- Suspicious phone numbers: Oftentimes, scammers will attach a phone number that does not lead to an actual voicemail. This is meant to lead you to send an email, where they can carefully craft messages and try to manipulate you out of money.
- Unofficial emails: Not every landlord will operate from behind an official business. However, their messages to you should be well-written. Someone writing to you in broken English may be a sign that they are emailing you from out of the country and not actually in possession of a property to rent.
- Asking for money upfront: No credible landlord will ask you for a “deposit” before they mail you a key, schedule a showing, etc. In addition, landlords are not going to ask you to “wire” them money before you’re able to view the home.
Notably, it is growing more common for landlords to ask tenants to pay for a background check. Understandably, legitimate property owners want to make sure they are renting to quality renters, and conducting background checks can be expensive.
You can handle this by asking to pay for the background check yourself directly to the source rather than sending the landlord, or potential scammer, money beforehand.
More Like This: What Can a Landlord Charge for When You Move Out?
How to Avoid Rental Scams
We’ve concluded that a typical pattern for real estate exams is for the scammer to ask you for money almost right away. This is because they don’t actually have a property available for you to move into.
Landlords who have properties to rent don’t have to force tenants to pay for things like showings or to “hold” the property. While you can learn how to spot rental scams, avoiding scammers completely should be the real goal.
Top Recommendations to Avoid Rental Scams
- Choose legit housing sites: Housing sites such as AHRN are proactive in identifying and eliminating scammers from their websites. By selecting a legitimate military rent housing website, you can browse homes with the peace of mind that you won’t run into scammers.
- Don’t wire money: Do not, I repeat, do not wire or send money to a “landlord” you haven’t met in person asking for security deposits, the first month’s rent, or any other fees before you even view the home. Remember, funds that are “wired” cannot be recovered like they can with other forms of payment.

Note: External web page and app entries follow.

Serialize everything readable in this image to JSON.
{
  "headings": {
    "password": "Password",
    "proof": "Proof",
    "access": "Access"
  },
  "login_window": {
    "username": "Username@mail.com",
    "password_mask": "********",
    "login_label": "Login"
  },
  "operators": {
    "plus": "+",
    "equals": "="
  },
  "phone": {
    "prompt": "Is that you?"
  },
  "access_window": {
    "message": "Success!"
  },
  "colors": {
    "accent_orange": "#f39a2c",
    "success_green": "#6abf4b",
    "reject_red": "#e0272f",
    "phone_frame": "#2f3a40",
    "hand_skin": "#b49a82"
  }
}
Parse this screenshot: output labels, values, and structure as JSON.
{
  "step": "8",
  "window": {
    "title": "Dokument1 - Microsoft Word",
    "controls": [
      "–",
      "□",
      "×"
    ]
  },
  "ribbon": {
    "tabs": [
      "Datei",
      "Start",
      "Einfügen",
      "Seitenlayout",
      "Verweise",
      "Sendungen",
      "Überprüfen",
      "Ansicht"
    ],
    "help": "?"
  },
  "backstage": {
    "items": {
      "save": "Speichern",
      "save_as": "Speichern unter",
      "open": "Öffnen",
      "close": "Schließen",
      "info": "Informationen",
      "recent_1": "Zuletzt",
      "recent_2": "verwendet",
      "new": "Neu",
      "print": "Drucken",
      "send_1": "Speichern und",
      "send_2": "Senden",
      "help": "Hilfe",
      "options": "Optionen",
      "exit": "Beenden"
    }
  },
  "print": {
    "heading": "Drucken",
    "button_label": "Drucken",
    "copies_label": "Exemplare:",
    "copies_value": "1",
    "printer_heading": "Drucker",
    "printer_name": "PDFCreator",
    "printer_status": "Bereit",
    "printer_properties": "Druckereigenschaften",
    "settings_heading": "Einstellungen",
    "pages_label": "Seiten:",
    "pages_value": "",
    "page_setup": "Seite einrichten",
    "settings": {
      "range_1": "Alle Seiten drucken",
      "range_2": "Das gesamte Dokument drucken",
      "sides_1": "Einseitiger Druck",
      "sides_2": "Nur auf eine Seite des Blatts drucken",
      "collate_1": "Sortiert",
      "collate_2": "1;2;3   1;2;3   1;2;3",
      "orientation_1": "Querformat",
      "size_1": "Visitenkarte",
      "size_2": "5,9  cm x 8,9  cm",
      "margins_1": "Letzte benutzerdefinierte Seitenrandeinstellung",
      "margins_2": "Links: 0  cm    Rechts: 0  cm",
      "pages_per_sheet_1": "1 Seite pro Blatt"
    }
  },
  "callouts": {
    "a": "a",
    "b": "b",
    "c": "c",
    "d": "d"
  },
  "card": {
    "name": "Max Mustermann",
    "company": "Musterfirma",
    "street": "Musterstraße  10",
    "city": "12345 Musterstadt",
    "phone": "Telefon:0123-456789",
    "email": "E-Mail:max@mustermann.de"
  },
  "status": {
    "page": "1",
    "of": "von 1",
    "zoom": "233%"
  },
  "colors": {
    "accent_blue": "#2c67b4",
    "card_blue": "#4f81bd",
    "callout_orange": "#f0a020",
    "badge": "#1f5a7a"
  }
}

- Be willing to lose out: Even if it means possibly missing out on a great property and a good deal, it isn’t worth it to go against your intuition and send money to a potential scammer. In fact, declining to work with someone could show legit landlords that they may be coming off as “scammy” in their practices, leading them to be more professional in the long run.
- Hire a military real estate agent: Yes, real estate agents can also help renters! They are typically paid by landlords or property managers for securing tenants, but at least you would know you are working with a “real” person and not a scammer. This is a great option for military families hoping to move long distances and needing a boots-on-the-ground expert to help them find the perfect home.
- Use an escrow service: If you do work with a property owner that insists on receiving money before you can visit the property, you can always use an escrow service such as Escrow.com. This site has a positive reputation for collecting and holding payments until the rental begins so that all parties have peace of mind and are protected from fraud.
Remember, most experienced property owners know that asking potential tenants for money upfront sounds scammy. Therefore, it is perfectly within your rights to decline to work with someone if they are pushy about receiving funds before you’ve entered the home and are ready to begin renting.
Safely Plan Your Military Move
If it looks too good to be true, it probably is! Safely planning your PCS military move involves listening to your instincts and knowing when to step away when you detect a scammer.
To get a head start on viewing homes, check out the military listings available on AHRN. By signing up, you can also receive custom-tailored housing options. Simply click “register” and follow the steps to help us understand your military housing needs.